======== Records shown

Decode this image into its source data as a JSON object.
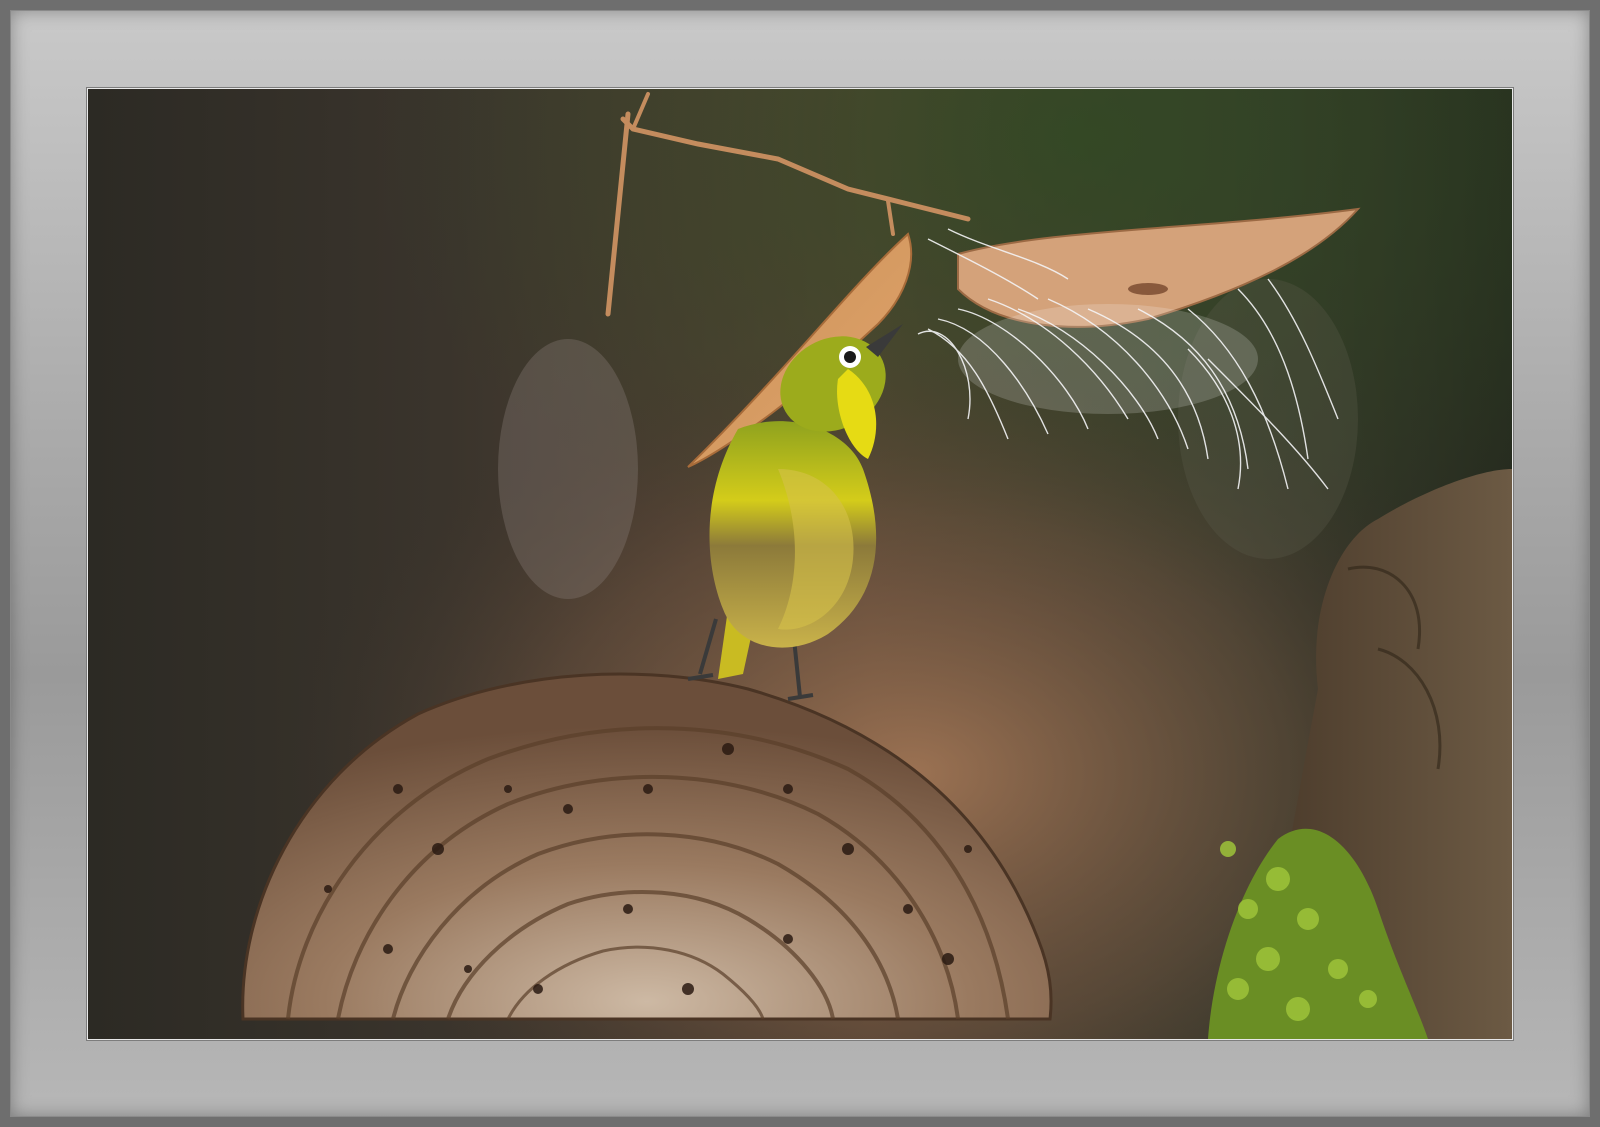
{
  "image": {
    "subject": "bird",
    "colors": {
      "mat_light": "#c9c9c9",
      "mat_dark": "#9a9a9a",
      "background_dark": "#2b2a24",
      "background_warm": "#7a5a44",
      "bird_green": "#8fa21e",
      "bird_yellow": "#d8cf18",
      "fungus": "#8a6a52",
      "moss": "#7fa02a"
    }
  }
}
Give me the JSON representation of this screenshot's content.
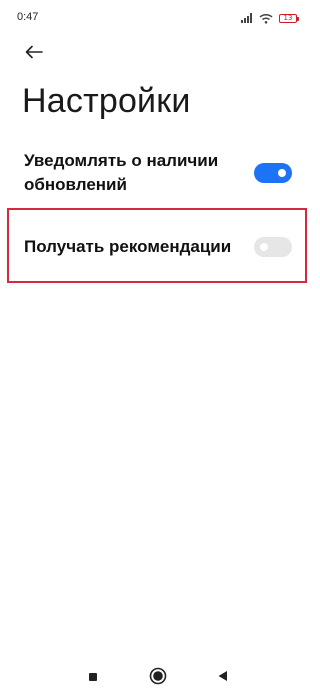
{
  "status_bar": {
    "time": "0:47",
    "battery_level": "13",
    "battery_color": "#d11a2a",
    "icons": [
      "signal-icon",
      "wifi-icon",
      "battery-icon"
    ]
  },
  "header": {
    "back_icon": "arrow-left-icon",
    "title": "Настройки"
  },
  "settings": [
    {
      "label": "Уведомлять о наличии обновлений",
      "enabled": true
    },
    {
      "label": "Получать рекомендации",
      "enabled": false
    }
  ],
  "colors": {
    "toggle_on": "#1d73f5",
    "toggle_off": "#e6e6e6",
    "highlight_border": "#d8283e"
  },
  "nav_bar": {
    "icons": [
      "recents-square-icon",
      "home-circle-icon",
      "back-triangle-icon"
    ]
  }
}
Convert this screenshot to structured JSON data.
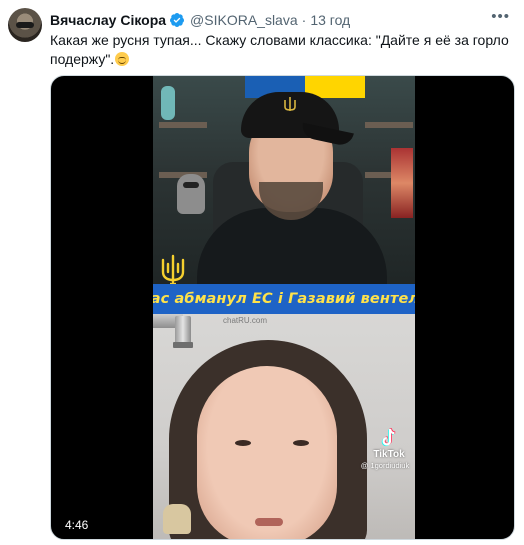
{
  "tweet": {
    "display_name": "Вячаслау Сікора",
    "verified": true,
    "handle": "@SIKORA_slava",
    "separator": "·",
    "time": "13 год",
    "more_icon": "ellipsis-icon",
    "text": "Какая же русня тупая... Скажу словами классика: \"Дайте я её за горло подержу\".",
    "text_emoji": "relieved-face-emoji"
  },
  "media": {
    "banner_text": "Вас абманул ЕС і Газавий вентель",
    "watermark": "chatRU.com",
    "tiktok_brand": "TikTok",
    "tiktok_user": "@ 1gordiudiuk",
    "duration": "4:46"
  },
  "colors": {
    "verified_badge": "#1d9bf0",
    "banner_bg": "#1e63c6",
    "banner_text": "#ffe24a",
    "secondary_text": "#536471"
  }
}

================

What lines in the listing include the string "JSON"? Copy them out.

Decode this image into its source data as a JSON object.
Give me the JSON representation of this screenshot's content.
Convert this screenshot to structured JSON data.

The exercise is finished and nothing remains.